A sample of the ballot paper is displayed for information to the people voting in Reykjavik North on display in one of the polling stations during a general election in Reykjavik, Iceland, Saturday Oct. 28, 2017.

Parliamentary elections were held in Iceland Saturday as the nation tries to overcome a political scandal that has provoked anger among voters.

Prime Minister Bjarni Benediktsson, a member of the center-right Independence Party, called the election last month after a member of the three-party center-right coalition resigned over a legal conflict involving his father.

The political landscape on the island has also been rattled by the implication of several politicians and members of the financial elite in the Panama Papers scandal that exposed worldwide tax evasion networks.

The scandals led to the collapse of the government, prompting the second snap parliamentary election in a year.

Iceland recovered spectacularly from the 2008 financial crisis, which forced the country into near bankruptcy. But the scandals have fueled anger and distrust among voters, who are increasingly concerned about inequality and immigration – threatening one of the world's most homogeneous countries.

Polls indicate there may not be a clear winner in Saturday's elections, a development that would trigger complex negotiations to build a coalition government.

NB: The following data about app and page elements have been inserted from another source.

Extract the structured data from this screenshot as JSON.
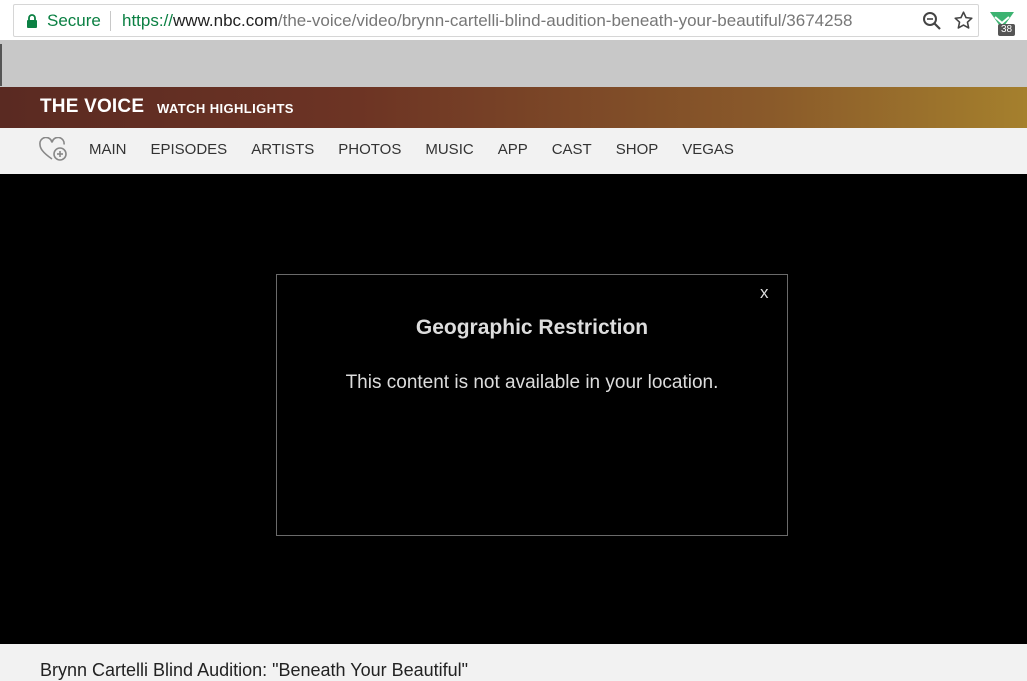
{
  "browser": {
    "secure_label": "Secure",
    "url_scheme": "https://",
    "url_host": "www.nbc.com",
    "url_path": "/the-voice/video/brynn-cartelli-blind-audition-beneath-your-beautiful/3674258",
    "extension_badge": "38",
    "icons": [
      "lock-icon",
      "zoom-icon",
      "star-icon",
      "extension-icon"
    ],
    "secure_color": "#0b8043"
  },
  "show_header": {
    "title": "THE VOICE",
    "subtitle": "WATCH HIGHLIGHTS"
  },
  "nav": {
    "favorite_icon": "heart-plus-icon",
    "items": [
      "MAIN",
      "EPISODES",
      "ARTISTS",
      "PHOTOS",
      "MUSIC",
      "APP",
      "CAST",
      "SHOP",
      "VEGAS"
    ]
  },
  "modal": {
    "close_label": "x",
    "title": "Geographic Restriction",
    "message": "This content is not available in your location."
  },
  "video": {
    "title": "Brynn Cartelli Blind Audition: \"Beneath Your Beautiful\""
  }
}
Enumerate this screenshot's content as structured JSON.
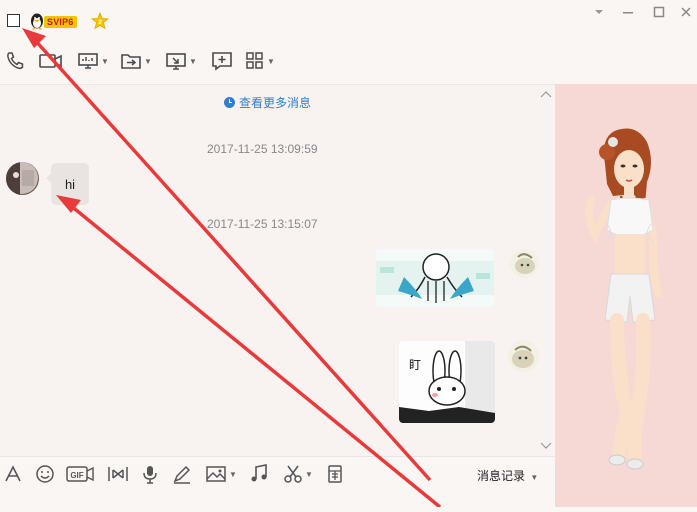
{
  "title_bar": {
    "vip_badge": "SVIP6",
    "icons": [
      "checkbox-icon",
      "qq-penguin-icon",
      "star-badge-icon"
    ],
    "window_buttons": [
      "dropdown-icon",
      "minimize-icon",
      "maximize-icon",
      "close-icon"
    ]
  },
  "toolbar": {
    "items": [
      "phone-icon",
      "video-call-icon",
      "screen-share-icon",
      "file-transfer-icon",
      "remote-desktop-icon",
      "new-chat-icon",
      "apps-icon"
    ]
  },
  "chat": {
    "more_messages": "查看更多消息",
    "messages": [
      {
        "timestamp": "2017-11-25 13:09:59",
        "from": "other",
        "text": "hi"
      },
      {
        "timestamp": "2017-11-25 13:15:07",
        "from": "me",
        "type": "sticker",
        "sticker_text": ""
      },
      {
        "from": "me",
        "type": "sticker",
        "sticker_text": "盯"
      }
    ]
  },
  "input_toolbar": {
    "items": [
      "font-icon",
      "emoji-icon",
      "gif-icon",
      "screenshot-icon",
      "voice-icon",
      "doodle-icon",
      "image-icon",
      "music-icon",
      "scissors-icon",
      "red-packet-icon"
    ],
    "gif_label": "GIF",
    "record_label": "消息记录"
  },
  "colors": {
    "accent": "#2e7fd0",
    "sidebar_bg": "#f6d9d4",
    "arrow": "#e83a3a"
  }
}
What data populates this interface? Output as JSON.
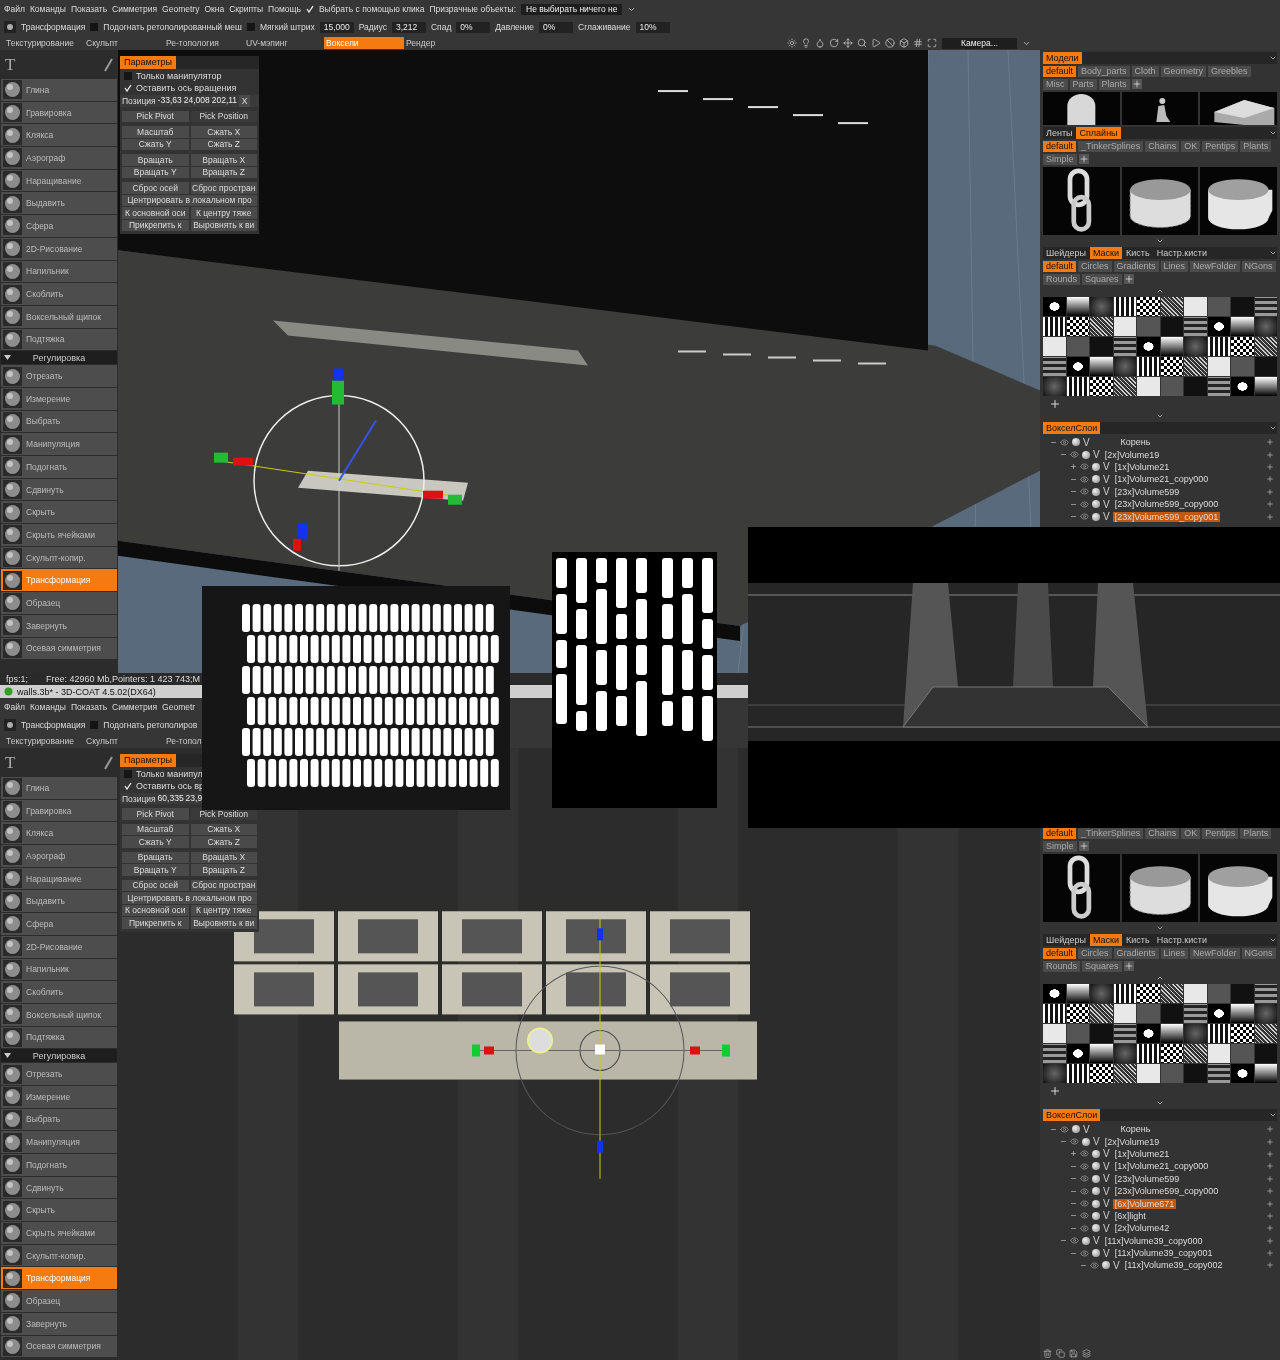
{
  "windows": [
    {
      "menu": {
        "items": [
          "Файл",
          "Команды",
          "Показать",
          "Симметрия",
          "Geometry",
          "Окна",
          "Скрипты",
          "Помощь"
        ],
        "click_select": {
          "label": "Выбрать с помощью клика",
          "checked": true
        },
        "ghost_label": "Призрачные объекты:",
        "ghost_value": "Не выбирать ничего не"
      },
      "toolbar": {
        "tool": "Трансформация",
        "fit": {
          "label": "Подогнать ретополированный меш",
          "checked": false
        },
        "soft": {
          "label": "Мягкий штрих",
          "checked": false,
          "value": "15,000"
        },
        "params": [
          {
            "label": "Радиус",
            "value": "3,212"
          },
          {
            "label": "Спад",
            "value": "0%"
          },
          {
            "label": "Давление",
            "value": "0%"
          },
          {
            "label": "Сглаживание",
            "value": "10%"
          }
        ]
      },
      "rooms": [
        {
          "label": "Текстурирование",
          "selected": false
        },
        {
          "label": "Скульпт",
          "selected": false
        },
        {
          "label": "Ре-топология",
          "selected": false
        },
        {
          "label": "UV-мэпинг",
          "selected": false
        },
        {
          "label": "Воксели",
          "selected": true
        },
        {
          "label": "Рендер",
          "selected": false
        }
      ],
      "camera": "Камера...",
      "glyph": "T",
      "tools": [
        {
          "kind": "tool",
          "label": "Глина",
          "selected": false
        },
        {
          "kind": "tool",
          "label": "Гравировка",
          "selected": false
        },
        {
          "kind": "tool",
          "label": "Клякса",
          "selected": false
        },
        {
          "kind": "tool",
          "label": "Аэрограф",
          "selected": false
        },
        {
          "kind": "tool",
          "label": "Наращивание",
          "selected": false
        },
        {
          "kind": "tool",
          "label": "Выдавить",
          "selected": false
        },
        {
          "kind": "tool",
          "label": "Сфера",
          "selected": false
        },
        {
          "kind": "tool",
          "label": "2D-Рисование",
          "selected": false
        },
        {
          "kind": "tool",
          "label": "Напильник",
          "selected": false
        },
        {
          "kind": "tool",
          "label": "Скоблить",
          "selected": false
        },
        {
          "kind": "tool",
          "label": "Воксельный щипок",
          "selected": false
        },
        {
          "kind": "tool",
          "label": "Подтяжка",
          "selected": false
        },
        {
          "kind": "section",
          "label": "Регулировка"
        },
        {
          "kind": "tool",
          "label": "Отрезать",
          "selected": false
        },
        {
          "kind": "tool",
          "label": "Измерение",
          "selected": false
        },
        {
          "kind": "tool",
          "label": "Выбрать",
          "selected": false
        },
        {
          "kind": "tool",
          "label": "Манипуляция",
          "selected": false
        },
        {
          "kind": "tool",
          "label": "Подогнать",
          "selected": false
        },
        {
          "kind": "tool",
          "label": "Сдвинуть",
          "selected": false
        },
        {
          "kind": "tool",
          "label": "Скрыть",
          "selected": false
        },
        {
          "kind": "tool",
          "label": "Скрыть ячейками",
          "selected": false
        },
        {
          "kind": "tool",
          "label": "Скульпт-копир.",
          "selected": false
        },
        {
          "kind": "tool",
          "label": "Трансформация",
          "selected": true
        },
        {
          "kind": "tool",
          "label": "Образец",
          "selected": false
        },
        {
          "kind": "tool",
          "label": "Завернуть",
          "selected": false
        },
        {
          "kind": "tool",
          "label": "Осевая симметрия",
          "selected": false
        }
      ],
      "params": {
        "tab": "Параметры",
        "selected": true,
        "checks": [
          {
            "label": "Только манипулятор",
            "checked": false
          },
          {
            "label": "Оставить ось вращения",
            "checked": true
          }
        ],
        "position": {
          "label": "Позиция",
          "values": [
            "-33,63",
            "24,008",
            "202,11"
          ],
          "clear": "X"
        },
        "pick": "Pick Pivot",
        "pick_mode": "Pick Position",
        "groups": [
          [
            {
              "label": "Масштаб",
              "kind": "half"
            },
            {
              "label": "Сжать X",
              "kind": "half"
            },
            {
              "label": "Сжать Y",
              "kind": "half"
            },
            {
              "label": "Сжать Z",
              "kind": "half"
            }
          ],
          [
            {
              "label": "Вращать",
              "kind": "half"
            },
            {
              "label": "Вращать X",
              "kind": "half"
            },
            {
              "label": "Вращать Y",
              "kind": "half"
            },
            {
              "label": "Вращать Z",
              "kind": "half"
            }
          ],
          [
            {
              "label": "Сброс осей",
              "kind": "half"
            },
            {
              "label": "Сброс простран",
              "kind": "half"
            },
            {
              "label": "Центрировать в локальном про",
              "kind": "wide"
            },
            {
              "label": "К основной оси",
              "kind": "half"
            },
            {
              "label": "К центру тяже",
              "kind": "half"
            },
            {
              "label": "Прикрепить к",
              "kind": "half"
            },
            {
              "label": "Выровнять к ви",
              "kind": "half"
            }
          ]
        ]
      },
      "panels": [
        {
          "kind": "models",
          "tabs": [
            {
              "label": "Модели",
              "selected": true
            }
          ],
          "tags": [
            {
              "label": "default",
              "selected": true
            },
            {
              "label": "Body_parts",
              "selected": false
            },
            {
              "label": "Cloth",
              "selected": false
            },
            {
              "label": "Geometry",
              "selected": false
            },
            {
              "label": "Greebles",
              "selected": false
            },
            {
              "label": "Misc",
              "selected": false
            },
            {
              "label": "Parts",
              "selected": false
            },
            {
              "label": "Plants",
              "selected": false
            }
          ]
        },
        {
          "kind": "splines",
          "tabs": [
            {
              "label": "Ленты",
              "selected": false
            },
            {
              "label": "Сплайны",
              "selected": true
            }
          ],
          "tags": [
            {
              "label": "default",
              "selected": true
            },
            {
              "label": "_TinkerSplines",
              "selected": false
            },
            {
              "label": "Chains",
              "selected": false
            },
            {
              "label": "OK",
              "selected": false
            },
            {
              "label": "Pentips",
              "selected": false
            },
            {
              "label": "Plants",
              "selected": false
            },
            {
              "label": "Simple",
              "selected": false
            }
          ]
        },
        {
          "kind": "masks",
          "tabs": [
            {
              "label": "Шейдеры",
              "selected": false
            },
            {
              "label": "Маски",
              "selected": true
            },
            {
              "label": "Кисть",
              "selected": false
            },
            {
              "label": "Настр.кисти",
              "selected": false
            }
          ],
          "tags": [
            {
              "label": "default",
              "selected": true
            },
            {
              "label": "Circles",
              "selected": false
            },
            {
              "label": "Gradients",
              "selected": false
            },
            {
              "label": "Lines",
              "selected": false
            },
            {
              "label": "NewFolder",
              "selected": false
            },
            {
              "label": "NGons",
              "selected": false
            },
            {
              "label": "Rounds",
              "selected": false
            },
            {
              "label": "Squares",
              "selected": false
            }
          ]
        },
        {
          "kind": "layers",
          "tabs": [
            {
              "label": "ВокселСлои",
              "selected": true
            }
          ],
          "tree": {
            "label": "Корень",
            "flag": "V",
            "expanded": true,
            "selected": false,
            "children": [
              {
                "label": "[2x]Volume19",
                "flag": "V",
                "expanded": true,
                "selected": false,
                "children": [
                  {
                    "label": "[1x]Volume21",
                    "flag": "V",
                    "expanded": false,
                    "selected": false
                  },
                  {
                    "label": "[1x]Volume21_copy000",
                    "flag": "V",
                    "expanded": true,
                    "selected": false
                  },
                  {
                    "label": "[23x]Volume599",
                    "flag": "V",
                    "expanded": true,
                    "selected": false
                  },
                  {
                    "label": "[23x]Volume599_copy000",
                    "flag": "V",
                    "expanded": true,
                    "selected": false
                  },
                  {
                    "label": "[23x]Volume599_copy001",
                    "flag": "V",
                    "expanded": true,
                    "selected": true
                  }
                ]
              }
            ]
          }
        }
      ],
      "status": [
        "fps:1;",
        "Free: 42960 Mb,Pointers: 1 423 743;M"
      ]
    },
    {
      "title": "walls.3b* - 3D-COAT 4.5.02(DX64)",
      "menu": {
        "items": [
          "Файл",
          "Команды",
          "Показать",
          "Симметрия",
          "Geometr"
        ]
      },
      "toolbar": {
        "tool": "Трансформация",
        "fit": {
          "label": "Подогнать ретополиров",
          "checked": false
        }
      },
      "rooms": [
        {
          "label": "Текстурирование",
          "selected": false
        },
        {
          "label": "Скульпт",
          "selected": false
        },
        {
          "label": "Ре-топол",
          "selected": false
        }
      ],
      "glyph": "T",
      "tools": [
        {
          "kind": "tool",
          "label": "Глина",
          "selected": false
        },
        {
          "kind": "tool",
          "label": "Гравировка",
          "selected": false
        },
        {
          "kind": "tool",
          "label": "Клякса",
          "selected": false
        },
        {
          "kind": "tool",
          "label": "Аэрограф",
          "selected": false
        },
        {
          "kind": "tool",
          "label": "Наращивание",
          "selected": false
        },
        {
          "kind": "tool",
          "label": "Выдавить",
          "selected": false
        },
        {
          "kind": "tool",
          "label": "Сфера",
          "selected": false
        },
        {
          "kind": "tool",
          "label": "2D-Рисование",
          "selected": false
        },
        {
          "kind": "tool",
          "label": "Напильник",
          "selected": false
        },
        {
          "kind": "tool",
          "label": "Скоблить",
          "selected": false
        },
        {
          "kind": "tool",
          "label": "Воксельный щипок",
          "selected": false
        },
        {
          "kind": "tool",
          "label": "Подтяжка",
          "selected": false
        },
        {
          "kind": "section",
          "label": "Регулировка"
        },
        {
          "kind": "tool",
          "label": "Отрезать",
          "selected": false
        },
        {
          "kind": "tool",
          "label": "Измерение",
          "selected": false
        },
        {
          "kind": "tool",
          "label": "Выбрать",
          "selected": false
        },
        {
          "kind": "tool",
          "label": "Манипуляция",
          "selected": false
        },
        {
          "kind": "tool",
          "label": "Подогнать",
          "selected": false
        },
        {
          "kind": "tool",
          "label": "Сдвинуть",
          "selected": false
        },
        {
          "kind": "tool",
          "label": "Скрыть",
          "selected": false
        },
        {
          "kind": "tool",
          "label": "Скрыть ячейками",
          "selected": false
        },
        {
          "kind": "tool",
          "label": "Скульпт-копир.",
          "selected": false
        },
        {
          "kind": "tool",
          "label": "Трансформация",
          "selected": true
        },
        {
          "kind": "tool",
          "label": "Образец",
          "selected": false
        },
        {
          "kind": "tool",
          "label": "Завернуть",
          "selected": false
        },
        {
          "kind": "tool",
          "label": "Осевая симметрия",
          "selected": false
        }
      ],
      "params": {
        "tab": "Параметры",
        "selected": true,
        "checks": [
          {
            "label": "Только манипул",
            "checked": false
          },
          {
            "label": "Оставить ось вр",
            "checked": true
          }
        ],
        "position": {
          "label": "Позиция",
          "values": [
            "60,335",
            "23,9"
          ]
        },
        "pick": "Pick Pivot",
        "pick_mode": "Pick Position",
        "groups": [
          [
            {
              "label": "Масштаб",
              "kind": "half"
            },
            {
              "label": "Сжать X",
              "kind": "half"
            },
            {
              "label": "Сжать Y",
              "kind": "half"
            },
            {
              "label": "Сжать Z",
              "kind": "half"
            }
          ],
          [
            {
              "label": "Вращать",
              "kind": "half"
            },
            {
              "label": "Вращать X",
              "kind": "half"
            },
            {
              "label": "Вращать Y",
              "kind": "half"
            },
            {
              "label": "Вращать Z",
              "kind": "half"
            }
          ],
          [
            {
              "label": "Сброс осей",
              "kind": "half"
            },
            {
              "label": "Сброс простран",
              "kind": "half"
            },
            {
              "label": "Центрировать в локальном про",
              "kind": "wide"
            },
            {
              "label": "К основной оси",
              "kind": "half"
            },
            {
              "label": "К центру тяже",
              "kind": "half"
            },
            {
              "label": "Прикрепить к",
              "kind": "half"
            },
            {
              "label": "Выровнять к ви",
              "kind": "half"
            }
          ]
        ]
      },
      "panels": [
        {
          "kind": "splines",
          "tags": [
            {
              "label": "default",
              "selected": true
            },
            {
              "label": "_TinkerSplines",
              "selected": false
            },
            {
              "label": "Chains",
              "selected": false
            },
            {
              "label": "OK",
              "selected": false
            },
            {
              "label": "Pentips",
              "selected": false
            },
            {
              "label": "Plants",
              "selected": false
            },
            {
              "label": "Simple",
              "selected": false
            }
          ]
        },
        {
          "kind": "masks",
          "tabs": [
            {
              "label": "Шейдеры",
              "selected": false
            },
            {
              "label": "Маски",
              "selected": true
            },
            {
              "label": "Кисть",
              "selected": false
            },
            {
              "label": "Настр.кисти",
              "selected": false
            }
          ],
          "tags": [
            {
              "label": "default",
              "selected": true
            },
            {
              "label": "Circles",
              "selected": false
            },
            {
              "label": "Gradients",
              "selected": false
            },
            {
              "label": "Lines",
              "selected": false
            },
            {
              "label": "NewFolder",
              "selected": false
            },
            {
              "label": "NGons",
              "selected": false
            },
            {
              "label": "Rounds",
              "selected": false
            },
            {
              "label": "Squares",
              "selected": false
            }
          ]
        },
        {
          "kind": "layers",
          "tabs": [
            {
              "label": "ВокселСлои",
              "selected": true
            }
          ],
          "tree": {
            "label": "Корень",
            "flag": "V",
            "expanded": true,
            "selected": false,
            "children": [
              {
                "label": "[2x]Volume19",
                "flag": "V",
                "expanded": true,
                "selected": false,
                "children": [
                  {
                    "label": "[1x]Volume21",
                    "flag": "V",
                    "expanded": false,
                    "selected": false
                  },
                  {
                    "label": "[1x]Volume21_copy000",
                    "flag": "V",
                    "expanded": true,
                    "selected": false
                  },
                  {
                    "label": "[23x]Volume599",
                    "flag": "V",
                    "expanded": true,
                    "selected": false
                  },
                  {
                    "label": "[23x]Volume599_copy000",
                    "flag": "V",
                    "expanded": true,
                    "selected": false
                  },
                  {
                    "label": "[6x]Volume671",
                    "flag": "V",
                    "expanded": true,
                    "selected": true
                  },
                  {
                    "label": "[6x]light",
                    "flag": "V",
                    "expanded": true,
                    "selected": false
                  },
                  {
                    "label": "[2x]Volume42",
                    "flag": "V",
                    "expanded": true,
                    "selected": false
                  }
                ]
              },
              {
                "label": "[11x]Volume39_copy000",
                "flag": "V",
                "expanded": true,
                "selected": false,
                "children": [
                  {
                    "label": "[11x]Volume39_copy001",
                    "flag": "V",
                    "expanded": true,
                    "selected": false,
                    "children": [
                      {
                        "label": "[11x]Volume39_copy002",
                        "flag": "V",
                        "expanded": true,
                        "selected": false
                      }
                    ]
                  }
                ]
              }
            ]
          }
        }
      ]
    }
  ]
}
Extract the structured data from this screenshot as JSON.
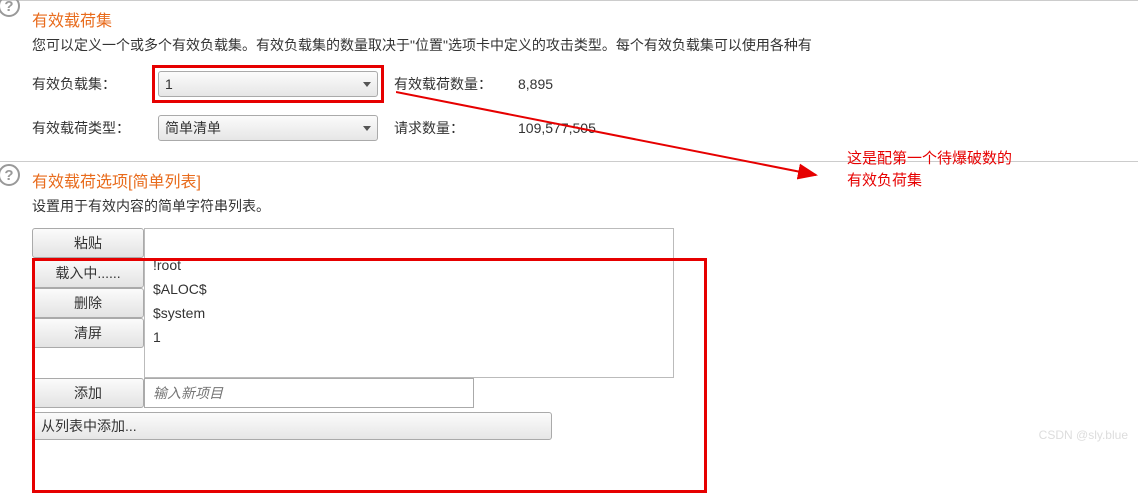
{
  "section1": {
    "title": "有效载荷集",
    "desc": "您可以定义一个或多个有效负载集。有效负载集的数量取决于\"位置\"选项卡中定义的攻击类型。每个有效负载集可以使用各种有",
    "row1": {
      "label": "有效负载集：",
      "value": "1",
      "stat_label": "有效载荷数量：",
      "stat_value": "8,895"
    },
    "row2": {
      "label": "有效载荷类型：",
      "value": "简单清单",
      "stat_label": "请求数量：",
      "stat_value": "109,577,505"
    }
  },
  "section2": {
    "title": "有效载荷选项[简单列表]",
    "desc": "设置用于有效内容的简单字符串列表。",
    "buttons": {
      "paste": "粘贴",
      "load": "载入中......",
      "delete": "删除",
      "clear": "清屏",
      "add": "添加"
    },
    "list": {
      "i0": "!root",
      "i1": "$ALOC$",
      "i2": "$system",
      "i3": "1"
    },
    "add_placeholder": "输入新项目",
    "combo": "从列表中添加..."
  },
  "annotation": {
    "line1": "这是配第一个待爆破数的",
    "line2": "有效负荷集"
  },
  "watermark": "CSDN @sly.blue"
}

Twelve parties are vying for seats in the 63-member parliament, one of the oldest in the world. The ruling center-right Independence Party and the Left Green Movement, which is offering Katrin Jakobsdottir as a candidate for prime minister, are about even in the polls